Do Go Changing
As Billy Joel should have said.
At the tail end of 2019 when coronavirus was a twinkle in the eye of some unfortunate creature in a Wuhan wet market, our thought-piece led on change. It was about why change is both rewarding but also all too easy to resist. It was written when change was an idea not a reality. Now look at us: working at home, paperless systems, client pitches and presentations on Zoom, appraisals and internal catch-ups on Slack. All the things, back in the day, we might have said ‘no’ or ‘not yet’ to. The naysayers who chanted ‘It can’t be done’, ‘it will take too long’ and ‘we’ve always done it this way’ have been swept aside. And it took not weeks or months but days to slip into a new groove, with ‘why didn’t we do this earlier?’ echoing on group chats and down empty corridors.
“The secret of change is to focus all of your energy not on fighting the old, but on building the new” Socrates
It’s not been easy, simply because we are such suckers for the status quo, that big cuddly blanket we sleepwalk into every morning. But after ten weeks of new routines and new ways of working, most of us have had an epiphany. We applaud ourselves, our brilliant ability to adapt, our resilience and indomitable spirit. And so we should. But in most cases we didn’t choose to change, we had to. We live in a time of enforced progression, if you will. So what does that reveal about the human condition, about behaviour, and how brands and governments should shape their messaging to overcome our congenital obduracy? I’m likely to wander into unpalatable territory for some but asking and telling are quite different things. We can ask people to eat five portions of fruit and veg a day but do they? We can ask employers to ensure there are no gender pay gaps but will they listen? We can suggest that boardrooms have as many women as men but will a gentle nudge influence policy? The lesson appears to be that if you’re looking for change, don’t expect people, institutions or governments to offer it voluntarily. We are serial resistors. So can we be trusted to do the right thing if we’re not made to do it? Most of us, with one notable exception, are following physical distancing and lockdown guidelines at the moment but fly-tipping is up and the streets of the world are littered with discarded protective masks and gloves. In solving one problem we can’t help but create new ones.
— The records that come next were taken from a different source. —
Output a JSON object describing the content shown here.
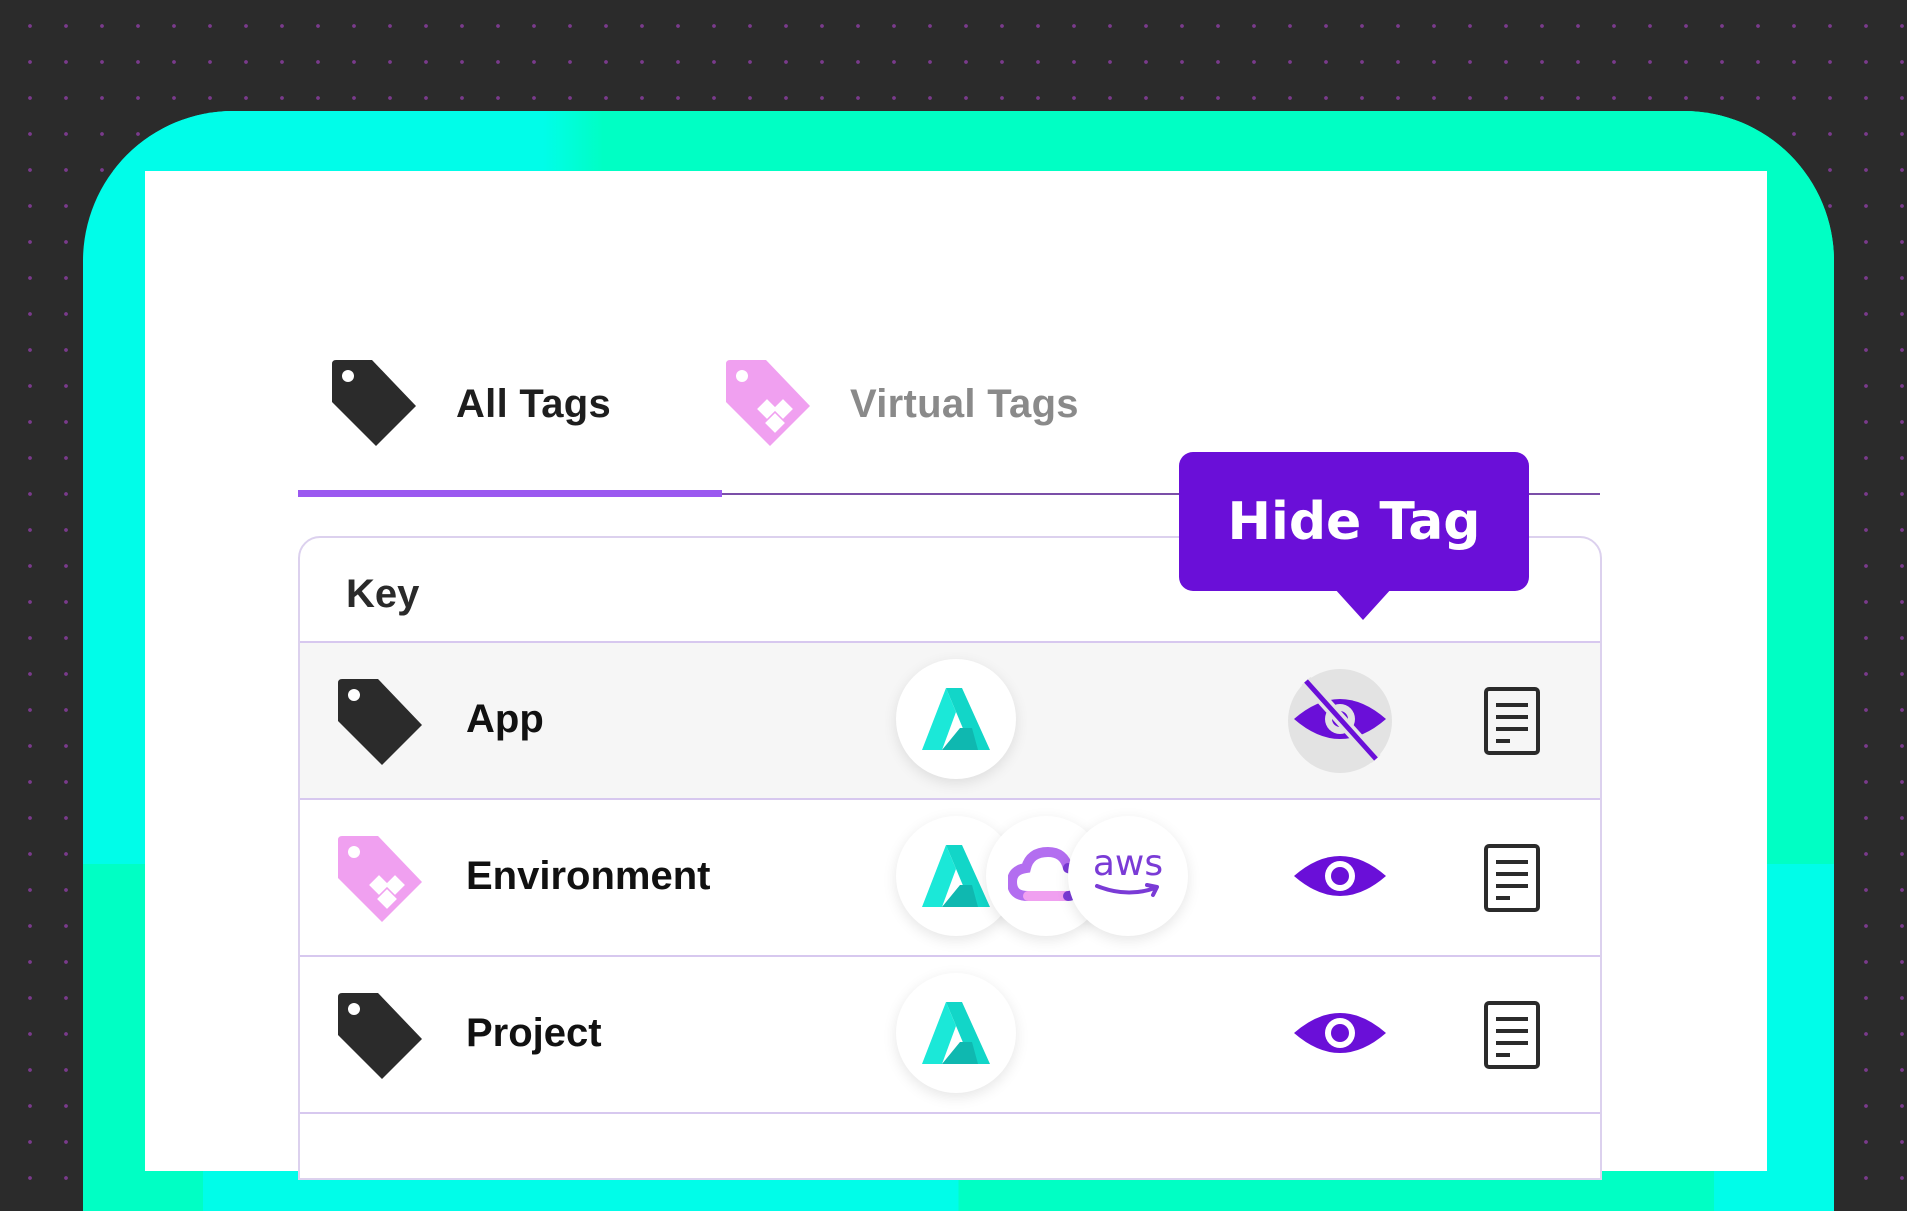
{
  "tabs": [
    {
      "label": "All Tags",
      "icon": "tag-icon",
      "active": true
    },
    {
      "label": "Virtual Tags",
      "icon": "virtual-tag-icon",
      "active": false
    }
  ],
  "table": {
    "header": {
      "key_label": "Key"
    },
    "rows": [
      {
        "name": "App",
        "tag_type": "tag-icon",
        "providers": [
          "azure-icon"
        ],
        "visibility": "hidden",
        "highlighted": true
      },
      {
        "name": "Environment",
        "tag_type": "virtual-tag-icon",
        "providers": [
          "azure-icon",
          "gcp-cloud-icon",
          "aws"
        ],
        "visibility": "visible",
        "highlighted": false
      },
      {
        "name": "Project",
        "tag_type": "tag-icon",
        "providers": [
          "azure-icon"
        ],
        "visibility": "visible",
        "highlighted": false
      }
    ]
  },
  "tooltip": {
    "text": "Hide Tag"
  },
  "colors": {
    "accent": "#6a0fd8",
    "tab_underline": "#9b59f0",
    "frame_cyan": "#00fde9",
    "frame_green": "#00ffc4",
    "virtual_tag_pink": "#f0a0f0",
    "tag_dark": "#2b2b2b"
  }
}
“The people who are crazy enough to think they can change the world are the ones who do.” Steve Jobs
We’ve all had a taste of change. And the truth is we like it. 91% of the UK population don’t want to return to the old normal but how difficult will it be to resist familiar habits? What will the new normal look like and how can we make the most of it? We need to tap in to our inner Curie, Bowie and Dyson – the pioneers, trend-setters and innovators – those who view the ever-changing as the new permanence, to whom change is a healthy addiction.
Coronavirus represents a watershed in so many ways. It has proved that achieving equilibrium between home and office, work and family, and real and virtual is not as elusive as we thought. It has demonstrated unequivocally that change is both easy and essential. That’s something we all need to remember, so that next time we can embrace and implement it before we have to.
I want to leave you with one thought about change. Early on, we saw how the pandemic was indirectly affecting the environment. With the gargantuan cruise ships banned from Venice, the fish returned. Industry slowed and the skies cleared above China. The change was rapid, visible and tangible. It was like we were Scrooge witnessing a rosy future – a promised land – we can still shape, if we are willing to. Once big industry grinds into gear and those faraway factories start making our t-shirts and onesies again those improvements will disappear. The change the world needs will quietly vanish and we will return to a status quo we have to resist with every fibre of our being.
COVID-19 isn’t the only virus in town.